Element data from apps and pages
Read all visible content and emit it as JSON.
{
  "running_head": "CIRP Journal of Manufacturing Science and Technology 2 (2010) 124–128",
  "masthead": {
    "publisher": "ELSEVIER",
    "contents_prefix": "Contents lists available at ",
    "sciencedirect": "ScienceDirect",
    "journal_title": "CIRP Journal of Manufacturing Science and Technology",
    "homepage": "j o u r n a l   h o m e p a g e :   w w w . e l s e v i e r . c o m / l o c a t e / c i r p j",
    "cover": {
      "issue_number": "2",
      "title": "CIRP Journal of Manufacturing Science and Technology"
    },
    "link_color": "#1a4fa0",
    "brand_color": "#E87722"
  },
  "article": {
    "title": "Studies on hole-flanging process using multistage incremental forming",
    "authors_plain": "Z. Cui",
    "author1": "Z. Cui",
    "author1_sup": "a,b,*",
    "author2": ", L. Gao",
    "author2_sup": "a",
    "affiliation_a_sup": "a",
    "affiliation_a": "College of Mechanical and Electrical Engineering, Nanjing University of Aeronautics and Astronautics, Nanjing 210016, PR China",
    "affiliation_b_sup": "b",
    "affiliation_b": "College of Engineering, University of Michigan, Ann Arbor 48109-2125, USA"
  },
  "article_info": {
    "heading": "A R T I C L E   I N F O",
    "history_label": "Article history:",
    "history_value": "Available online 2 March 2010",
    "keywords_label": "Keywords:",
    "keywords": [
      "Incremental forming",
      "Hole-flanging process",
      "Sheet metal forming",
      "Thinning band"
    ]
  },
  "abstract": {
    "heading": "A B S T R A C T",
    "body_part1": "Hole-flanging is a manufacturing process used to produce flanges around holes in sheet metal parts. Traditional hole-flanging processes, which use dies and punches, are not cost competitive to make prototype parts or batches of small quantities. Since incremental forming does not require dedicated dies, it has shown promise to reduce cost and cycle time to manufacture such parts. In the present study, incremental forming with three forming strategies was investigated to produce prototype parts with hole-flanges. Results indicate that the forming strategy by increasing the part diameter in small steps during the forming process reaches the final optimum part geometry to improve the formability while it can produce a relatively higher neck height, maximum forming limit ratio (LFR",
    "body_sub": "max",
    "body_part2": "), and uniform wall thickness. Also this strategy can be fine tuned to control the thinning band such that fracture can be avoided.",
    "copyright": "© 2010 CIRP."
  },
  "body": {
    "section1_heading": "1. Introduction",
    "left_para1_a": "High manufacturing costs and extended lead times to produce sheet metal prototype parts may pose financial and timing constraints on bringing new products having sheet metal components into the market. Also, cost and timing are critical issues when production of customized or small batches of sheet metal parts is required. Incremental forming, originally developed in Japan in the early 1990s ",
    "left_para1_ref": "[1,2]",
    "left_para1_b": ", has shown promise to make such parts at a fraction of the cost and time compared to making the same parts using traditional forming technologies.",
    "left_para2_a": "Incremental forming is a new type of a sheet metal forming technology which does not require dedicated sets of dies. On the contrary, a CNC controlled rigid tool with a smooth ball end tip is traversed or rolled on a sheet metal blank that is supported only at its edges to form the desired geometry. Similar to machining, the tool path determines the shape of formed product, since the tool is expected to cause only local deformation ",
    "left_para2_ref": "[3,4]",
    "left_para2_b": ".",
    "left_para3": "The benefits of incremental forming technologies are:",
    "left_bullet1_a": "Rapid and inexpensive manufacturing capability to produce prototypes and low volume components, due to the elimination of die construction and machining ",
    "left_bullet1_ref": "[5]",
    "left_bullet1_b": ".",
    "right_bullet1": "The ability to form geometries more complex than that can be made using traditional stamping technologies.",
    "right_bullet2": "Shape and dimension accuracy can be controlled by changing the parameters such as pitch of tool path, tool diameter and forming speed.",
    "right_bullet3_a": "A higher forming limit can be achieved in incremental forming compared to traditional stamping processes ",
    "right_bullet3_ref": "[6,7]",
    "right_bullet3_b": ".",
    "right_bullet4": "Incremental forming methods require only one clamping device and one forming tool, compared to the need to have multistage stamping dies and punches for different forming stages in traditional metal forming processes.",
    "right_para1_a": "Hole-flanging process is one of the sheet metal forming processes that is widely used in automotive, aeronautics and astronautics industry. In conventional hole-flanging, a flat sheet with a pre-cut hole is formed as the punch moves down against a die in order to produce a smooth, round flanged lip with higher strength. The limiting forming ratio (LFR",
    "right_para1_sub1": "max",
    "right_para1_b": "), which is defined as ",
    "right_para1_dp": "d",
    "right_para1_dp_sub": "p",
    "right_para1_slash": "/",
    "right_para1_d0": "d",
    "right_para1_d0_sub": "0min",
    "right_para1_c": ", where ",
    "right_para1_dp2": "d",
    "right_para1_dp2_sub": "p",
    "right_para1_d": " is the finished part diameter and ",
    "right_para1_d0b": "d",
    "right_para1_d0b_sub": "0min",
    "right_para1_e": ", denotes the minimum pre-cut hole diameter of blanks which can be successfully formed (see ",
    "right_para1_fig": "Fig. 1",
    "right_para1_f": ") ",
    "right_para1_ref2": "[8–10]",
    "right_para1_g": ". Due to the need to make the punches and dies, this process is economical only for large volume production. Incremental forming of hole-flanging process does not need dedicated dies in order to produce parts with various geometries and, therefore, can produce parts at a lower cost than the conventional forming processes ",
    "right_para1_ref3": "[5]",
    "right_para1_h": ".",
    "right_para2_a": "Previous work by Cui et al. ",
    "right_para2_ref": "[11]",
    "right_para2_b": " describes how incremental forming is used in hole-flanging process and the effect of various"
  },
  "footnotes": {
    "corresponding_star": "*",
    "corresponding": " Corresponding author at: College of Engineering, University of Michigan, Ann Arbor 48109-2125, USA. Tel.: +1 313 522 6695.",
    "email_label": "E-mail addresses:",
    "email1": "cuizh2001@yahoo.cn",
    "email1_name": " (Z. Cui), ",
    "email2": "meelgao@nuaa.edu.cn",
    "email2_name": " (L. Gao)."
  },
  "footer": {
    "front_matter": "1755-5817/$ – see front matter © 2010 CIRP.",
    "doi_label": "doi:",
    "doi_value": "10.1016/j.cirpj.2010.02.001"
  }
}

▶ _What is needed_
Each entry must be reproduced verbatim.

▶ _Exercise answer_
Read all visible content and emit it as JSON.
{
  "running_head": "CIRP Journal of Manufacturing Science and Technology 2 (2010) 124–128",
  "masthead": {
    "publisher": "ELSEVIER",
    "contents_prefix": "Contents lists available at ",
    "sciencedirect": "ScienceDirect",
    "journal_title": "CIRP Journal of Manufacturing Science and Technology",
    "homepage": "j o u r n a l   h o m e p a g e :   w w w . e l s e v i e r . c o m / l o c a t e / c i r p j",
    "cover": {
      "issue_number": "2",
      "title": "CIRP Journal of Manufacturing Science and Technology"
    },
    "link_color": "#1a4fa0",
    "brand_color": "#E87722"
  },
  "article": {
    "title": "Studies on hole-flanging process using multistage incremental forming",
    "authors_plain": "Z. Cui",
    "author1": "Z. Cui",
    "author1_sup": "a,b,*",
    "author2": ", L. Gao",
    "author2_sup": "a",
    "affiliation_a_sup": "a",
    "affiliation_a": "College of Mechanical and Electrical Engineering, Nanjing University of Aeronautics and Astronautics, Nanjing 210016, PR China",
    "affiliation_b_sup": "b",
    "affiliation_b": "College of Engineering, University of Michigan, Ann Arbor 48109-2125, USA"
  },
  "article_info": {
    "heading": "A R T I C L E   I N F O",
    "history_label": "Article history:",
    "history_value": "Available online 2 March 2010",
    "keywords_label": "Keywords:",
    "keywords": [
      "Incremental forming",
      "Hole-flanging process",
      "Sheet metal forming",
      "Thinning band"
    ]
  },
  "abstract": {
    "heading": "A B S T R A C T",
    "body_part1": "Hole-flanging is a manufacturing process used to produce flanges around holes in sheet metal parts. Traditional hole-flanging processes, which use dies and punches, are not cost competitive to make prototype parts or batches of small quantities. Since incremental forming does not require dedicated dies, it has shown promise to reduce cost and cycle time to manufacture such parts. In the present study, incremental forming with three forming strategies was investigated to produce prototype parts with hole-flanges. Results indicate that the forming strategy by increasing the part diameter in small steps during the forming process reaches the final optimum part geometry to improve the formability while it can produce a relatively higher neck height, maximum forming limit ratio (LFR",
    "body_sub": "max",
    "body_part2": "), and uniform wall thickness. Also this strategy can be fine tuned to control the thinning band such that fracture can be avoided.",
    "copyright": "© 2010 CIRP."
  },
  "body": {
    "section1_heading": "1. Introduction",
    "left_para1_a": "High manufacturing costs and extended lead times to produce sheet metal prototype parts may pose financial and timing constraints on bringing new products having sheet metal components into the market. Also, cost and timing are critical issues when production of customized or small batches of sheet metal parts is required. Incremental forming, originally developed in Japan in the early 1990s ",
    "left_para1_ref": "[1,2]",
    "left_para1_b": ", has shown promise to make such parts at a fraction of the cost and time compared to making the same parts using traditional forming technologies.",
    "left_para2_a": "Incremental forming is a new type of a sheet metal forming technology which does not require dedicated sets of dies. On the contrary, a CNC controlled rigid tool with a smooth ball end tip is traversed or rolled on a sheet metal blank that is supported only at its edges to form the desired geometry. Similar to machining, the tool path determines the shape of formed product, since the tool is expected to cause only local deformation ",
    "left_para2_ref": "[3,4]",
    "left_para2_b": ".",
    "left_para3": "The benefits of incremental forming technologies are:",
    "left_bullet1_a": "Rapid and inexpensive manufacturing capability to produce prototypes and low volume components, due to the elimination of die construction and machining ",
    "left_bullet1_ref": "[5]",
    "left_bullet1_b": ".",
    "right_bullet1": "The ability to form geometries more complex than that can be made using traditional stamping technologies.",
    "right_bullet2": "Shape and dimension accuracy can be controlled by changing the parameters such as pitch of tool path, tool diameter and forming speed.",
    "right_bullet3_a": "A higher forming limit can be achieved in incremental forming compared to traditional stamping processes ",
    "right_bullet3_ref": "[6,7]",
    "right_bullet3_b": ".",
    "right_bullet4": "Incremental forming methods require only one clamping device and one forming tool, compared to the need to have multistage stamping dies and punches for different forming stages in traditional metal forming processes.",
    "right_para1_a": "Hole-flanging process is one of the sheet metal forming processes that is widely used in automotive, aeronautics and astronautics industry. In conventional hole-flanging, a flat sheet with a pre-cut hole is formed as the punch moves down against a die in order to produce a smooth, round flanged lip with higher strength. The limiting forming ratio (LFR",
    "right_para1_sub1": "max",
    "right_para1_b": "), which is defined as ",
    "right_para1_dp": "d",
    "right_para1_dp_sub": "p",
    "right_para1_slash": "/",
    "right_para1_d0": "d",
    "right_para1_d0_sub": "0min",
    "right_para1_c": ", where ",
    "right_para1_dp2": "d",
    "right_para1_dp2_sub": "p",
    "right_para1_d": " is the finished part diameter and ",
    "right_para1_d0b": "d",
    "right_para1_d0b_sub": "0min",
    "right_para1_e": ", denotes the minimum pre-cut hole diameter of blanks which can be successfully formed (see ",
    "right_para1_fig": "Fig. 1",
    "right_para1_f": ") ",
    "right_para1_ref2": "[8–10]",
    "right_para1_g": ". Due to the need to make the punches and dies, this process is economical only for large volume production. Incremental forming of hole-flanging process does not need dedicated dies in order to produce parts with various geometries and, therefore, can produce parts at a lower cost than the conventional forming processes ",
    "right_para1_ref3": "[5]",
    "right_para1_h": ".",
    "right_para2_a": "Previous work by Cui et al. ",
    "right_para2_ref": "[11]",
    "right_para2_b": " describes how incremental forming is used in hole-flanging process and the effect of various"
  },
  "footnotes": {
    "corresponding_star": "*",
    "corresponding": " Corresponding author at: College of Engineering, University of Michigan, Ann Arbor 48109-2125, USA. Tel.: +1 313 522 6695.",
    "email_label": "E-mail addresses:",
    "email1": "cuizh2001@yahoo.cn",
    "email1_name": " (Z. Cui), ",
    "email2": "meelgao@nuaa.edu.cn",
    "email2_name": " (L. Gao)."
  },
  "footer": {
    "front_matter": "1755-5817/$ – see front matter © 2010 CIRP.",
    "doi_label": "doi:",
    "doi_value": "10.1016/j.cirpj.2010.02.001"
  }
}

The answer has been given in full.